INSTRUCTIONS TO FOLLOW:
Lines in the records below that contain the word "SPORTS" must each be copied.

*** Opening of GIVEN INFORMATION ***

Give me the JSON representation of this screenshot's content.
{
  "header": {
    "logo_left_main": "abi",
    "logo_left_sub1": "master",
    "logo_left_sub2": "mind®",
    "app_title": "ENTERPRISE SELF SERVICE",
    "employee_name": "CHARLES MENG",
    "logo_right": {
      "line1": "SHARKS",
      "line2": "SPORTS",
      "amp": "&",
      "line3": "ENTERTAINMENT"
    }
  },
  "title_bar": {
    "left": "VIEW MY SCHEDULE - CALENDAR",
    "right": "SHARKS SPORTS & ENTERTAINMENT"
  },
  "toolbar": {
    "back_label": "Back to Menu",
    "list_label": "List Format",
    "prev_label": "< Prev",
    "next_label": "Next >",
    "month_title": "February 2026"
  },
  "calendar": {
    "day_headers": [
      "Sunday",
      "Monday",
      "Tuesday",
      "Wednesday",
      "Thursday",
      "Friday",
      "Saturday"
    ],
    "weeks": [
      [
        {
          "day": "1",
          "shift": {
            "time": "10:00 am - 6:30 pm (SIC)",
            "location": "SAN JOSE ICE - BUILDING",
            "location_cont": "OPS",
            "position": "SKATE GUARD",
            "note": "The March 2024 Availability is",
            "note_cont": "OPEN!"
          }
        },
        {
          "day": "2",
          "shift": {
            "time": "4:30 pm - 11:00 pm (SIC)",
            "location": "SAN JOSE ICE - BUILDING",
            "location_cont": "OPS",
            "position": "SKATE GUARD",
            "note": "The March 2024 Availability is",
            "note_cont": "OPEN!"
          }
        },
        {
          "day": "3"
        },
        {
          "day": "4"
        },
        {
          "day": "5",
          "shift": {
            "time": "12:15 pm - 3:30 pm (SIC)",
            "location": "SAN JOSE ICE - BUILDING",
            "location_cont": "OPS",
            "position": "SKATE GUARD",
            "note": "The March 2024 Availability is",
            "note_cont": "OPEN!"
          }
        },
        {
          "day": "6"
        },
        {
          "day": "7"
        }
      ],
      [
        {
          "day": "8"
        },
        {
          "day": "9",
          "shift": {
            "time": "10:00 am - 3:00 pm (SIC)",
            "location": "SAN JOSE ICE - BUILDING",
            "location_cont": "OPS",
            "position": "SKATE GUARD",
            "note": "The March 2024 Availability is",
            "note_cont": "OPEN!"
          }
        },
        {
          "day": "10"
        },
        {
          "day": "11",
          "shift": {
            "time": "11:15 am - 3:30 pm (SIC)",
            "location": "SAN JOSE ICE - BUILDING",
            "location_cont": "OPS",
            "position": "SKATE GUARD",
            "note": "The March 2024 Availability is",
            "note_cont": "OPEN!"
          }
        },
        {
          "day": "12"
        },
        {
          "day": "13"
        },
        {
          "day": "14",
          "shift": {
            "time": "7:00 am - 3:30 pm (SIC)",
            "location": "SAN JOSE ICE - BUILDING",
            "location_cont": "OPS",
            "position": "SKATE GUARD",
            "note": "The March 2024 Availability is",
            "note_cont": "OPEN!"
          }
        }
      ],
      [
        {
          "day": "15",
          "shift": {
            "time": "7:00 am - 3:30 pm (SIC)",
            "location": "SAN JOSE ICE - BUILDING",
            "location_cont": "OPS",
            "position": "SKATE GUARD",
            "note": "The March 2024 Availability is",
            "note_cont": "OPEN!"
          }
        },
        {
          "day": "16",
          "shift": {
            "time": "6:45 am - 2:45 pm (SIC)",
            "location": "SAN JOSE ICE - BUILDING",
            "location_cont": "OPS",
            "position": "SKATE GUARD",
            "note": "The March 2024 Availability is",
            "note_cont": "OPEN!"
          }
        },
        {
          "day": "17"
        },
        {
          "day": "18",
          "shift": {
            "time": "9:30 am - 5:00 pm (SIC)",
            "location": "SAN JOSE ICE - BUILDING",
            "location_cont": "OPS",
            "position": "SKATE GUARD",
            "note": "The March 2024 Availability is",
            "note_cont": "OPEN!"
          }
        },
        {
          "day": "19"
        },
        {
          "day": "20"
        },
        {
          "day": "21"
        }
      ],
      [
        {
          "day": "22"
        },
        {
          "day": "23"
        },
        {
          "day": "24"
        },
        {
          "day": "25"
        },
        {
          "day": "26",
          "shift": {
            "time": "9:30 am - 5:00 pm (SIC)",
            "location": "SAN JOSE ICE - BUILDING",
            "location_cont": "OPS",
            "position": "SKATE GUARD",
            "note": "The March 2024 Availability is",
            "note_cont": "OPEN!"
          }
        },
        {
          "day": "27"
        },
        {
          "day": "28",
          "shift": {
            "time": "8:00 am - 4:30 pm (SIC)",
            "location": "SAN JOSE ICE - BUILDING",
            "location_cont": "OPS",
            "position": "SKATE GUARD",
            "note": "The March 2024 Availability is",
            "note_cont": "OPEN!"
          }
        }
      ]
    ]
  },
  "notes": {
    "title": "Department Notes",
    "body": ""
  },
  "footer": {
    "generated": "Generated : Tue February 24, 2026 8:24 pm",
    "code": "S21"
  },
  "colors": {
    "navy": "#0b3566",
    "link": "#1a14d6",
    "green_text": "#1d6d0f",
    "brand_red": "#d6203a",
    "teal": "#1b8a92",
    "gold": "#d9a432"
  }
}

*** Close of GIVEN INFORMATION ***

TASK RESPONSE:
      "line2": "SPORTS",
    "right": "SHARKS SPORTS & ENTERTAINMENT"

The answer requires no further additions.